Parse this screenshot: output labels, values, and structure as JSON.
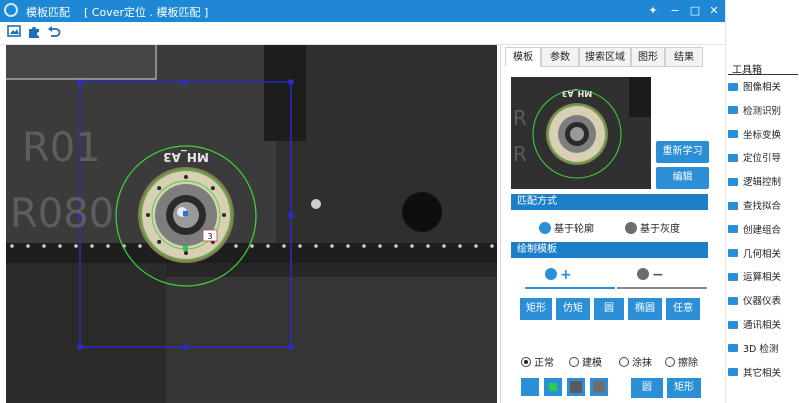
{
  "window": {
    "title": "模板匹配    [ Cover定位 . 模板匹配 ]",
    "pin_icon": "pin-icon",
    "minimize_icon": "minimize-icon",
    "maximize_icon": "maximize-icon",
    "close_icon": "close-icon"
  },
  "toolbar": {
    "icons": [
      "image-icon",
      "puzzle-icon",
      "undo-icon"
    ]
  },
  "canvas": {
    "engraved_text_1": "R01",
    "engraved_text_2": "R080",
    "part_label": "MH_A3",
    "marker_label": "3"
  },
  "tabs": [
    "模板",
    "参数",
    "搜索区域",
    "图形",
    "结果"
  ],
  "active_tab": "模板",
  "buttons": {
    "relearn": "重新学习",
    "edit": "编辑"
  },
  "match_mode": {
    "title": "匹配方式",
    "options": [
      "基于轮廓",
      "基于灰度"
    ]
  },
  "draw_template": {
    "title": "绘制模板",
    "add_symbol": "+",
    "remove_symbol": "−",
    "shapes": [
      "矩形",
      "仿矩",
      "圆",
      "椭圆",
      "任意"
    ],
    "modes": [
      "正常",
      "建模",
      "涂抹",
      "擦除"
    ],
    "selected_mode": "正常",
    "bottom_buttons": [
      "圆",
      "矩形"
    ]
  },
  "colors": {
    "title_bar": "#1e88d4",
    "accent": "#2a8fd6",
    "roi_rect": "#2b2bd0",
    "contour_green": "#3cd63c",
    "swatches": [
      "#2a8fd6",
      "#2ecc40",
      "#5a5a5a",
      "#6e6e6e"
    ]
  },
  "toolbox": {
    "title": "工具箱",
    "items": [
      "图像相关",
      "检测识别",
      "坐标变换",
      "定位引导",
      "逻辑控制",
      "查找拟合",
      "创建组合",
      "几何相关",
      "运算相关",
      "仪器仪表",
      "通讯相关",
      "3D 检测",
      "其它相关"
    ]
  }
}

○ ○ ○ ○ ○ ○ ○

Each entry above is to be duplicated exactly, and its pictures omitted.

Parse this screenshot: output labels, values, and structure as JSON.
{
  "window": {
    "title": "模板匹配    [ Cover定位 . 模板匹配 ]",
    "pin_icon": "pin-icon",
    "minimize_icon": "minimize-icon",
    "maximize_icon": "maximize-icon",
    "close_icon": "close-icon"
  },
  "toolbar": {
    "icons": [
      "image-icon",
      "puzzle-icon",
      "undo-icon"
    ]
  },
  "canvas": {
    "engraved_text_1": "R01",
    "engraved_text_2": "R080",
    "part_label": "MH_A3",
    "marker_label": "3"
  },
  "tabs": [
    "模板",
    "参数",
    "搜索区域",
    "图形",
    "结果"
  ],
  "active_tab": "模板",
  "buttons": {
    "relearn": "重新学习",
    "edit": "编辑"
  },
  "match_mode": {
    "title": "匹配方式",
    "options": [
      "基于轮廓",
      "基于灰度"
    ]
  },
  "draw_template": {
    "title": "绘制模板",
    "add_symbol": "+",
    "remove_symbol": "−",
    "shapes": [
      "矩形",
      "仿矩",
      "圆",
      "椭圆",
      "任意"
    ],
    "modes": [
      "正常",
      "建模",
      "涂抹",
      "擦除"
    ],
    "selected_mode": "正常",
    "bottom_buttons": [
      "圆",
      "矩形"
    ]
  },
  "colors": {
    "title_bar": "#1e88d4",
    "accent": "#2a8fd6",
    "roi_rect": "#2b2bd0",
    "contour_green": "#3cd63c",
    "swatches": [
      "#2a8fd6",
      "#2ecc40",
      "#5a5a5a",
      "#6e6e6e"
    ]
  },
  "toolbox": {
    "title": "工具箱",
    "items": [
      "图像相关",
      "检测识别",
      "坐标变换",
      "定位引导",
      "逻辑控制",
      "查找拟合",
      "创建组合",
      "几何相关",
      "运算相关",
      "仪器仪表",
      "通讯相关",
      "3D 检测",
      "其它相关"
    ]
  }
}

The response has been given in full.